On Wednesday, 30th January, 2013 a team of Aviation Accident Investigators from the Bahamas Civil Aviation Air Accident Investigation and Prevention Unit (AAIPU) paid a courtesy call on the National Transportation Safety Board (NTSB) in Doral (Miami), Florida, USA.
The NTSB is the United States’ investigative agency, charged with the investigation of multiple modes of transportation; aviation being one of the modes.
The fact-finding mission was designed to, not only give Bahamian aviation investigators an opportunity to meet and get-to-know their counterparts, but to also establish protocols and discuss matters of mutual concerns as they relate to aviation accident investigations.

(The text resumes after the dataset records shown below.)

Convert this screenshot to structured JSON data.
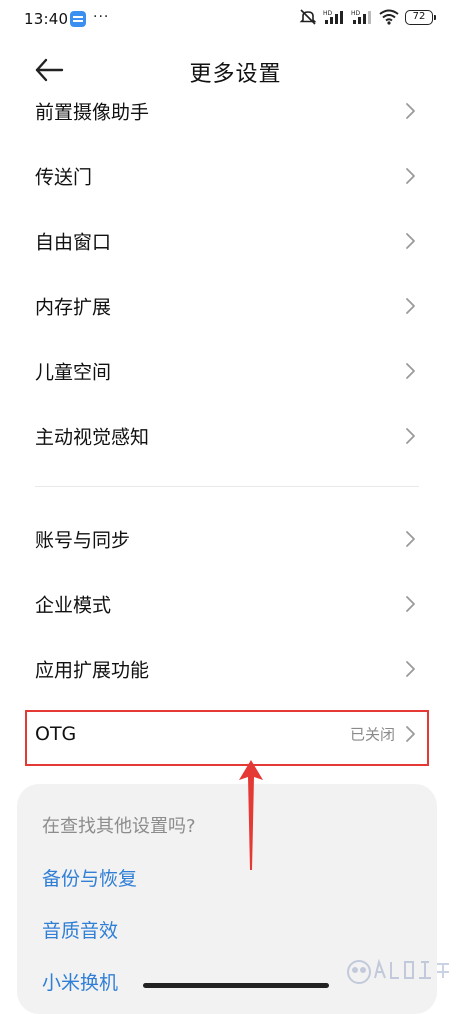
{
  "status_bar": {
    "time": "13:40",
    "more": "···",
    "battery": "72"
  },
  "header": {
    "title": "更多设置"
  },
  "group1": [
    {
      "label": "前置摄像助手"
    },
    {
      "label": "传送门"
    },
    {
      "label": "自由窗口"
    },
    {
      "label": "内存扩展"
    },
    {
      "label": "儿童空间"
    },
    {
      "label": "主动视觉感知"
    }
  ],
  "group2": [
    {
      "label": "账号与同步"
    },
    {
      "label": "企业模式"
    },
    {
      "label": "应用扩展功能"
    },
    {
      "label": "OTG",
      "value": "已关闭"
    }
  ],
  "suggestions": {
    "title": "在查找其他设置吗?",
    "links": [
      "备份与恢复",
      "音质音效",
      "小米换机"
    ]
  },
  "colors": {
    "accent_link": "#2f7fd6",
    "highlight": "#e53935"
  },
  "icons": {
    "back": "arrow-left-icon",
    "chevron": "chevron-right-icon"
  }
}
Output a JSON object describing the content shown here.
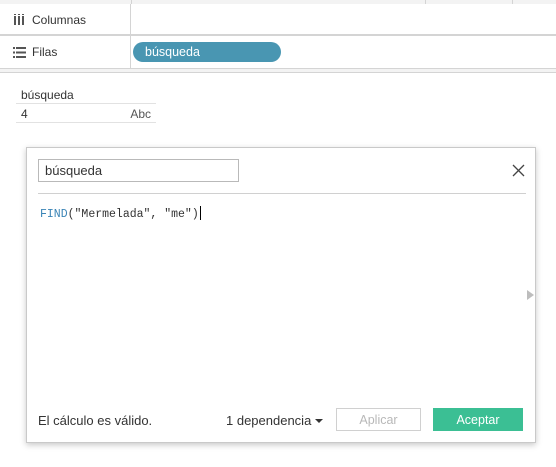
{
  "shelves": {
    "columns_label": "Columnas",
    "rows_label": "Filas",
    "rows_pill": "búsqueda"
  },
  "table": {
    "header": "búsqueda",
    "value": "4",
    "type_label": "Abc"
  },
  "dialog": {
    "name": "búsqueda",
    "formula": {
      "function": "FIND",
      "open": "(",
      "args": "\"Mermelada\", \"me\"",
      "close": ")"
    },
    "status": "El cálculo es válido.",
    "dependency": "1 dependencia",
    "apply_label": "Aplicar",
    "ok_label": "Aceptar"
  },
  "colors": {
    "pill": "#4996b2",
    "ok_button": "#3bbf94",
    "keyword": "#3a84b6"
  },
  "icons": {
    "columns": "columns-icon",
    "rows": "rows-icon",
    "close": "close-icon",
    "dropdown": "caret-down-icon",
    "expand": "triangle-right-icon"
  }
}
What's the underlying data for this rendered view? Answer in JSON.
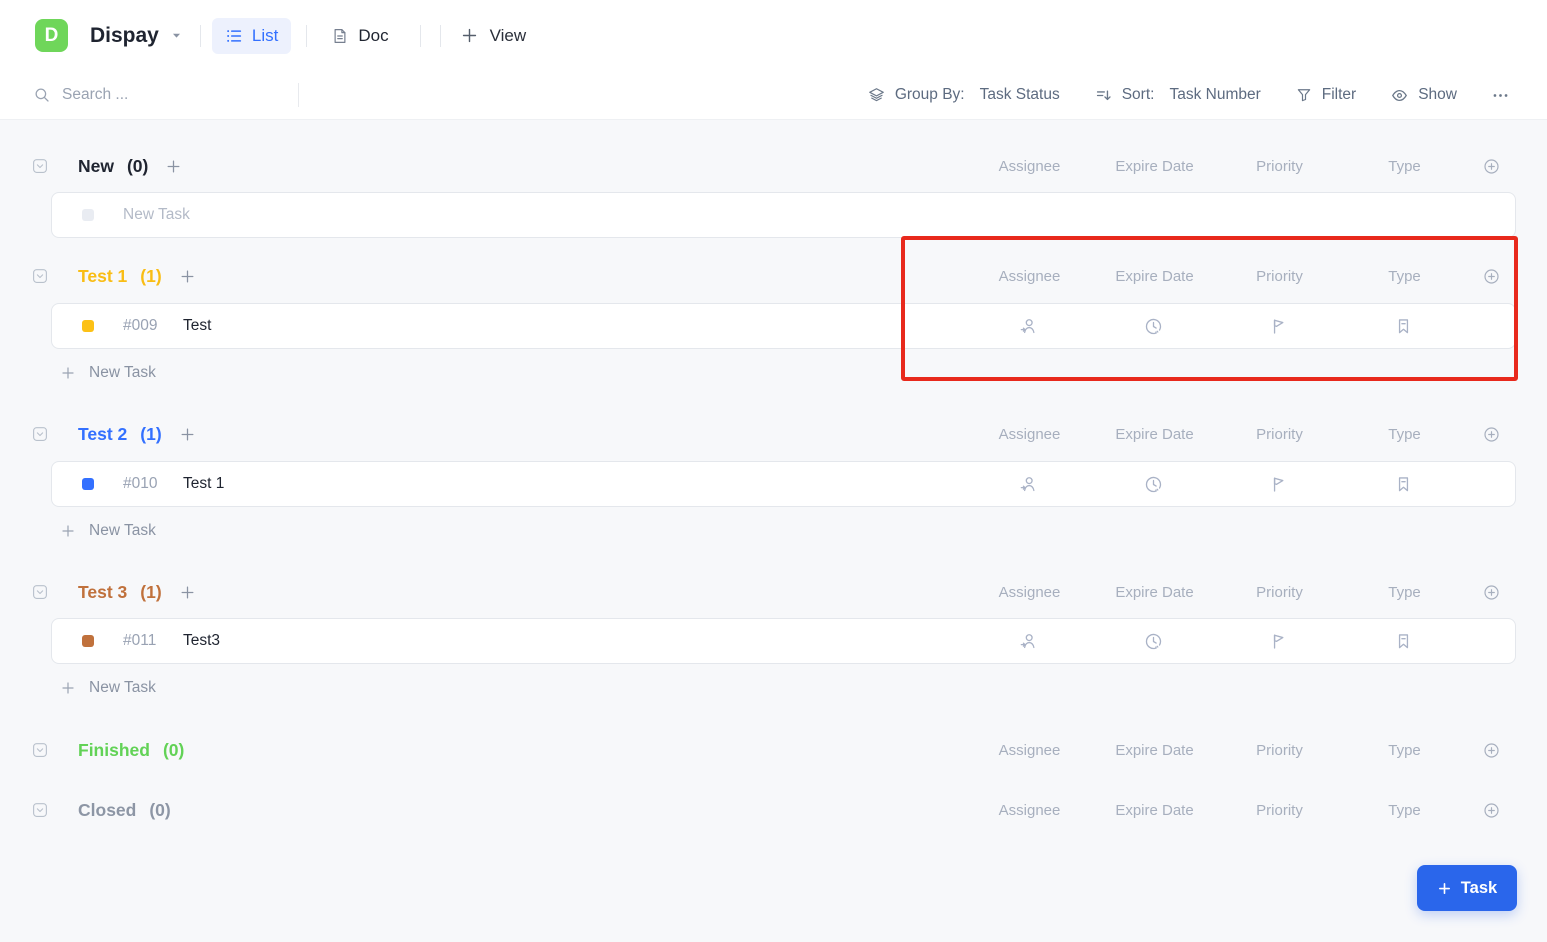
{
  "app": {
    "logo_letter": "D",
    "project_title": "Dispay"
  },
  "topbar": {
    "tabs": [
      {
        "label": "List",
        "active": true
      },
      {
        "label": "Doc",
        "active": false
      }
    ],
    "view_label": "View"
  },
  "toolbar": {
    "search_placeholder": "Search ...",
    "group_by_label": "Group By:",
    "group_by_value": "Task Status",
    "sort_label": "Sort:",
    "sort_value": "Task Number",
    "filter_label": "Filter",
    "show_label": "Show"
  },
  "columns": [
    "Assignee",
    "Expire Date",
    "Priority",
    "Type"
  ],
  "groups": [
    {
      "name": "New",
      "count": "(0)",
      "color": "#1f2430",
      "bullet_color": "#e9ecf2",
      "placeholder": "New Task"
    },
    {
      "name": "Test 1",
      "count": "(1)",
      "color": "#f9bd15",
      "task": {
        "id": "#009",
        "title": "Test",
        "bullet_color": "#fcc116"
      }
    },
    {
      "name": "Test 2",
      "count": "(1)",
      "color": "#3370ff",
      "task": {
        "id": "#010",
        "title": "Test 1",
        "bullet_color": "#3370ff"
      }
    },
    {
      "name": "Test 3",
      "count": "(1)",
      "color": "#c0713c",
      "task": {
        "id": "#011",
        "title": "Test3",
        "bullet_color": "#c0713c"
      }
    },
    {
      "name": "Finished",
      "count": "(0)",
      "color": "#62d256"
    },
    {
      "name": "Closed",
      "count": "(0)",
      "color": "#8d96a5"
    }
  ],
  "labels": {
    "new_task_link": "New Task",
    "add_task_button": "Task"
  },
  "icons": {
    "row_icons": [
      "assignee-add-icon",
      "expire-date-clock-icon",
      "priority-flag-icon",
      "type-bookmark-icon"
    ],
    "toolbar_icons": [
      "group-by-layers-icon",
      "sort-icon",
      "filter-funnel-icon",
      "show-eye-icon",
      "more-ellipsis-icon"
    ]
  },
  "colors": {
    "logo_green": "#6fd65a",
    "accent_blue": "#3370ff",
    "task_button_blue": "#2a66eb",
    "annotation_red": "#e8291c",
    "background": "#f7f8fa"
  }
}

With the requirement by the International Civil Aviation Organisation (ICAO) for the separation of the Aviation Accident Investigation Unit from the Flight Standards Inspectorate (Regulatory Unit), where it is currently located, the meeting was also designed to gather information and ideas on how to establish the independence of this investigation unit, separate and apart from the Regulatory Unit of the Civil Aviation Department.
Air Safety Investigators Delvin Major, Philip Romer, Eulys Smith and Deidree Williams from the Bahamas Civil Aviation Department met with Mr. Steven Gottlieb, Regional Chief of the NTSB Eastern Region, as well as Mr. Jeffrey Kennedy, Deputy Chief and Mr. Timothy Monville, Senior Air Safety Investigator of the NTSB Eastern Region.
The meeting was fruitful and insightful, and a good rapport was established among investigators.
The AAIPU has much work to do and the Bahamian Investigators are now more aware of what has to be done in order to bring the AAIPU up to internationally accepted standards as required by the international community.
An avenue of communication and assistance has been opened by the NTSB, committing to assist the AAIPU with information, as required, to help the accident unit to establish its independence.
The AAIPU has received, and is currently evaluating, documents in use by ICAO, the NTSB and the AAIPU for compatibility in an effort to streamline documents as well as the accident investigation process.
Overall, the fact-finding mission was a great success.
The regulatory processes, procedures and policies that are currently in place provide a framework for the AAIPU to conduct investigations effectively.
However, the major concern, Legislation, remains, which is required to govern the independence of the investigation unit.
The accident investigators plan to closely work with both the Minister and the Director of Civil Aviation to ensure that Legislation and subsequent regulations are established and effective for an independent investigative unit of this size.
By Bahamas Information Services